Bushels of subterfuge in DeepMind’s apple orchard: As I write this newsletter on a Sunday, I’m still recovering from my usual morning activity – chasing my friend round an apple orchard, using a laser beam to periodically paralyze them, letting me hop over their twitching body to gather up as many apples as I can…
… in a strange turn of events it appears that Google DeepMind has been spying on my somewhat unique form of part-time sport, and have replicated this in a game environment called ‘gathering’ which they have used to explore the sort of collaborative and combative strategies that AI systems evolve…there’s also another environment called WolfPack, the less said about it the better. This sort of research is potentially very useful for large multi-agent simulations, which many people in AI are betting on as an area where exploration could yield research breakthroughs.
Lines in Google’s codebase: 2 billion
Number of commits into aforementioned codebase per day: 40,000
…From: “Software Engineering at Google”.
OpenAI Bits and Pieces
Learning how to walk, with OpenAI Gym: The challenge: model the motor control unit of a pair of legs in a virtual environment. “You are given a musculoskeletal model with 16 muscles to control. At every 10ms you send signals to these muscles to activate or deactivate them. The objective is to walk as far as possible in 5 seconds.” The components: OpenSim, OpenAI Gym, keras-rl, and much more. Try the challenge, but stay for the doddering legs!
Arxiv Sanity – bigger, better, smarter! OpenAI’s Andrej Karpathy has updated Arxiv Sanity, an indispensable resource that I and many others use to keep track of AI papers. New features: better algorithms for surfacing papers people have shown interest in, and a social feature. (Also see Stephen Merity’s social tracker trendingarxiv.)

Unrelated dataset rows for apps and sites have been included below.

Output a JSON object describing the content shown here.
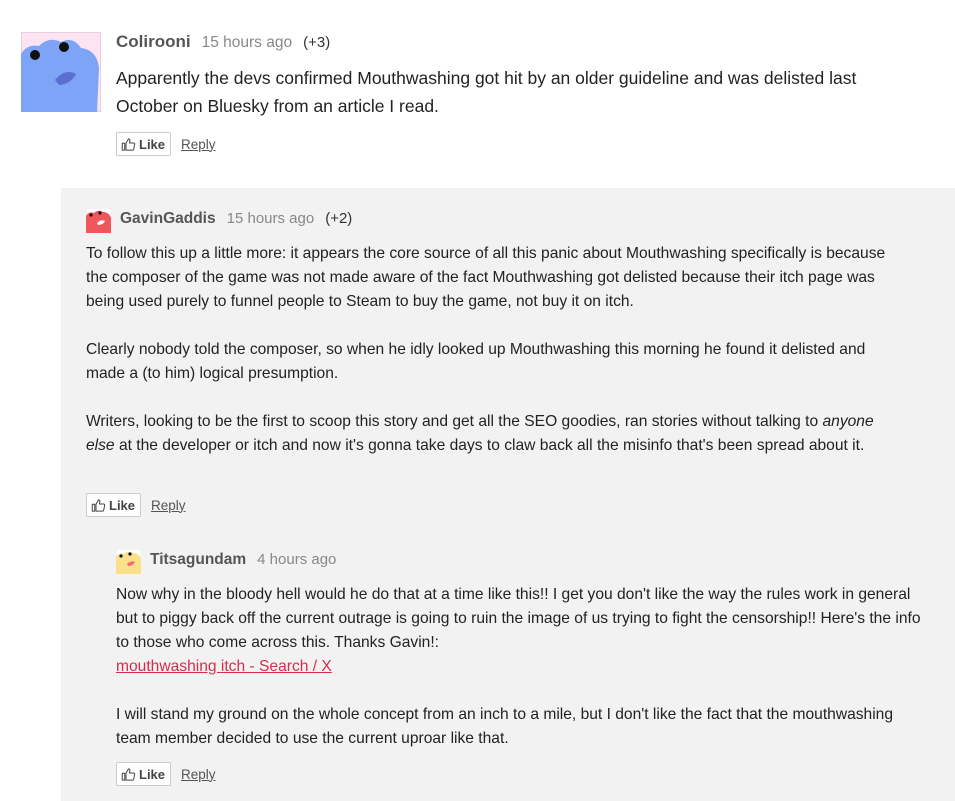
{
  "comments": [
    {
      "author": "Colirooni",
      "time": "15 hours ago",
      "votes": "(+3)",
      "paragraphs": [
        "Apparently the devs confirmed Mouthwashing got hit by an older guideline and was delisted last October on Bluesky from an article I read."
      ],
      "like_label": "Like",
      "reply_label": "Reply",
      "avatar_colors": {
        "bg": "#fde4f3",
        "blob": "#7ea4f7",
        "mouth": "#5a6fd1"
      }
    },
    {
      "author": "GavinGaddis",
      "time": "15 hours ago",
      "votes": "(+2)",
      "paragraph1": "To follow this up a little more: it appears the core source of all this panic about Mouthwashing specifically is because the composer of the game was not made aware of the fact Mouthwashing got delisted because their itch page was being used purely to funnel people to Steam to buy the game, not buy it on itch.",
      "paragraph2": "Clearly nobody told the composer, so when he idly looked up Mouthwashing this morning he found it delisted and made a (to him) logical presumption.",
      "paragraph3_start": "Writers, looking to be the first to scoop this story and get all the SEO goodies, ran stories without talking to ",
      "paragraph3_em": "anyone else",
      "paragraph3_end": " at the developer or itch and now it's gonna take days to claw back all the misinfo that's been spread about it.",
      "like_label": "Like",
      "reply_label": "Reply",
      "avatar_colors": {
        "bg": "#ffffff",
        "blob": "#f0575a",
        "mouth": "#ffffff"
      }
    },
    {
      "author": "Titsagundam",
      "time": "4 hours ago",
      "paragraph1_text": "Now why in the bloody hell would he do that at a time like this!! I get you don't like the way the rules work in general but to piggy back off the current outrage is going to ruin the image of us trying to fight the censorship!! Here's the info to those who come across this. Thanks Gavin!:",
      "link_text": "mouthwashing itch - Search / X",
      "paragraph2": "I will stand my ground on the whole concept from an inch to a mile, but I don't like the fact that the mouthwashing team member decided to use the current uproar like that.",
      "like_label": "Like",
      "reply_label": "Reply",
      "avatar_colors": {
        "bg": "#ffffff",
        "blob": "#fae08a",
        "mouth": "#f07070"
      }
    }
  ],
  "colors": {
    "link": "#da2c49",
    "panel_bg": "#f2f2f2",
    "author": "#555555",
    "time": "#888888"
  },
  "icons": [
    "thumbs-up-icon"
  ]
}
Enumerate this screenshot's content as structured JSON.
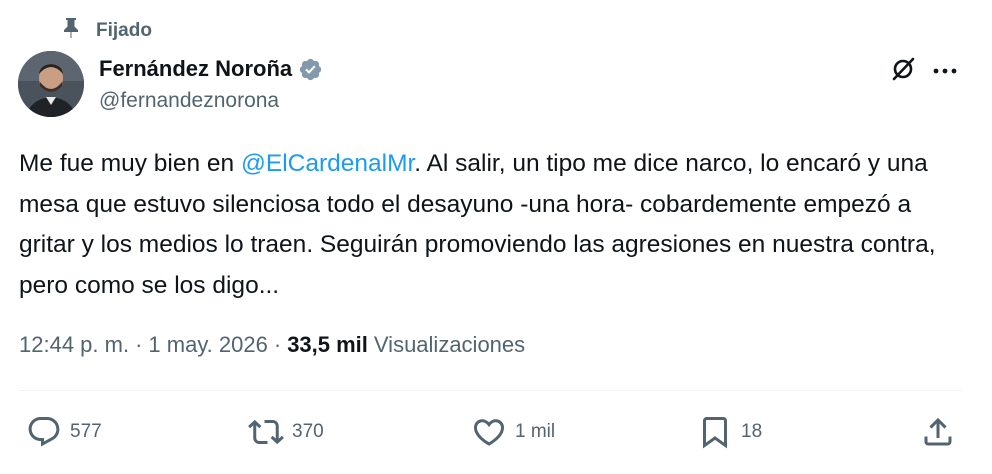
{
  "pinned": {
    "label": "Fijado",
    "icon": "pin-icon"
  },
  "author": {
    "display_name": "Fernández Noroña",
    "handle": "@fernandeznorona",
    "verified_icon": "verified-badge-icon",
    "verified_color": "#829aab"
  },
  "header_actions": {
    "grok_icon": "grok-icon",
    "more_icon": "more-options-icon"
  },
  "tweet": {
    "text_before_mention": "Me fue muy bien en ",
    "mention": "@ElCardenalMr",
    "text_after_mention": ". Al salir, un tipo me dice narco, lo encaró y una mesa que estuvo silenciosa todo el desayuno -una hora- cobardemente empezó a gritar y los medios lo traen. Seguirán promoviendo las agresiones en nuestra contra, pero como se los digo...",
    "mention_color": "#1d9bf0"
  },
  "meta": {
    "time": "12:44 p. m.",
    "separator": "·",
    "date": "1 may. 2026",
    "views_count": "33,5 mil",
    "views_label": "Visualizaciones"
  },
  "actions": {
    "replies": {
      "icon": "reply-icon",
      "count": "577"
    },
    "reposts": {
      "icon": "repost-icon",
      "count": "370"
    },
    "likes": {
      "icon": "like-icon",
      "count": "1 mil"
    },
    "bookmarks": {
      "icon": "bookmark-icon",
      "count": "18"
    },
    "share": {
      "icon": "share-icon"
    }
  },
  "colors": {
    "primary_text": "#0f1419",
    "secondary_text": "#536471",
    "divider": "#eff3f4"
  }
}
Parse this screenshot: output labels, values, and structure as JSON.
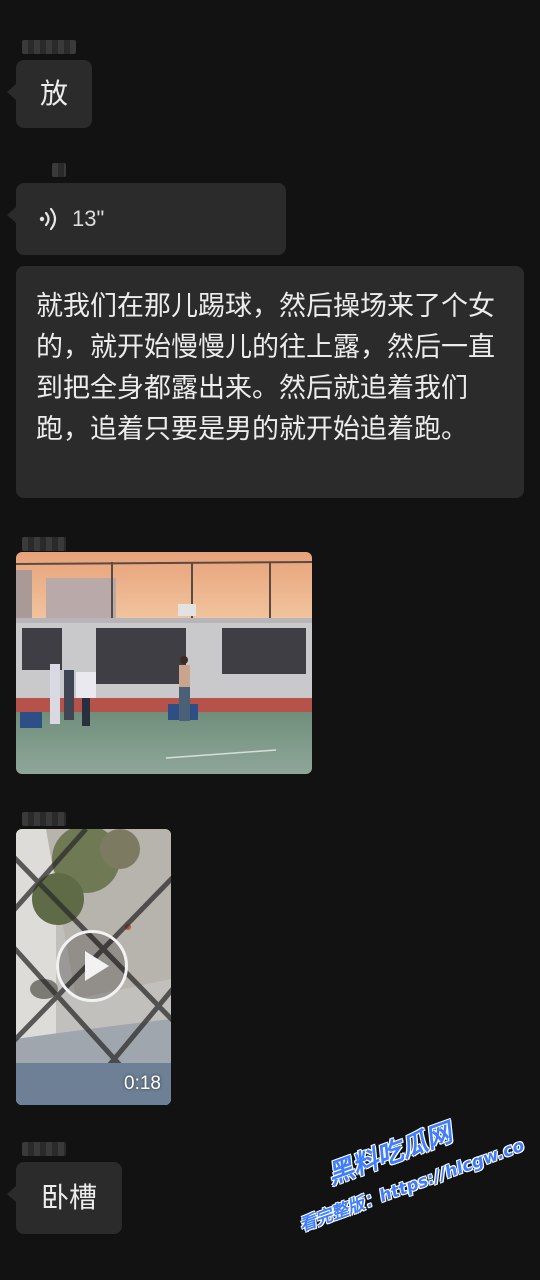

AI Control: OpenAI researcher Paul Christiano writes an informative blog on AI safety and security, called AI Control. In the latest post, “Directions and desiderata for AI control” he talks about some particularly promising research directions in AI safety.
[Diplomatic embassy, Beijing, 2025:]
It was a moonless mid-winter pre-dawn, when the flock of drones came overhead and emptied their cargo of chips over the building. The embassy cameras and searchlights picked out some of the thousands of chips as they fell down, hissing like hail on glass and steel roofs. Those staffers that heard them fall shivered instinctively, and afterwards some said that, when caught in the spotlights, the chips looked like metallic snow.
Over the next day the embassy staff did what they could, going around with vacuum cleaners and tiny mops, and ordering an external cleanup crew, but the snowfalls of chips – each one a tiny sensor, its individually meager capabilities offset by the sheer number of its kin – would come again, and eventually security protocols were tightened and people just resigned themselves to it.
Now, you had to negotiate a baroque set of security measures to get into the embassy. But still the chips got in, and cleaners would find them tracked into bathrooms, or sitting in undusted nooks and crannies. Outside, the air hummed with invisible surveillance, as the numerous little chips used their AI processors to turn on microphones in the presence of certain phrases. Outside, the data evaporated into the air, absorbed by flocks of small drones which would fly over the embassy, as they did in every town in every major city in every developed country, hoovering up data from the, what some termed, ‘State Dust’. The chips would lie in wait, consuming almost no power, till they heard a particular encrypted call-out from the government drones.
Even the chips that found themselves indoors would eventually be outside again, as some escaped through improper waste disposal measures, and others had their plastic barbs hook fortuitously on a trouser leg or shoe sole, to then be carried outside. And so their data was extracted as well and a titanic jigsaw was assembled.
It didn’t matter how partial the data from each chip was, given how many there were, and the frequency of their harvesting. Gather enough data and at some point you can make sense of the smallest little fragments, but you can only do this for all the little whispers of data from a city or a country if you’re a machine.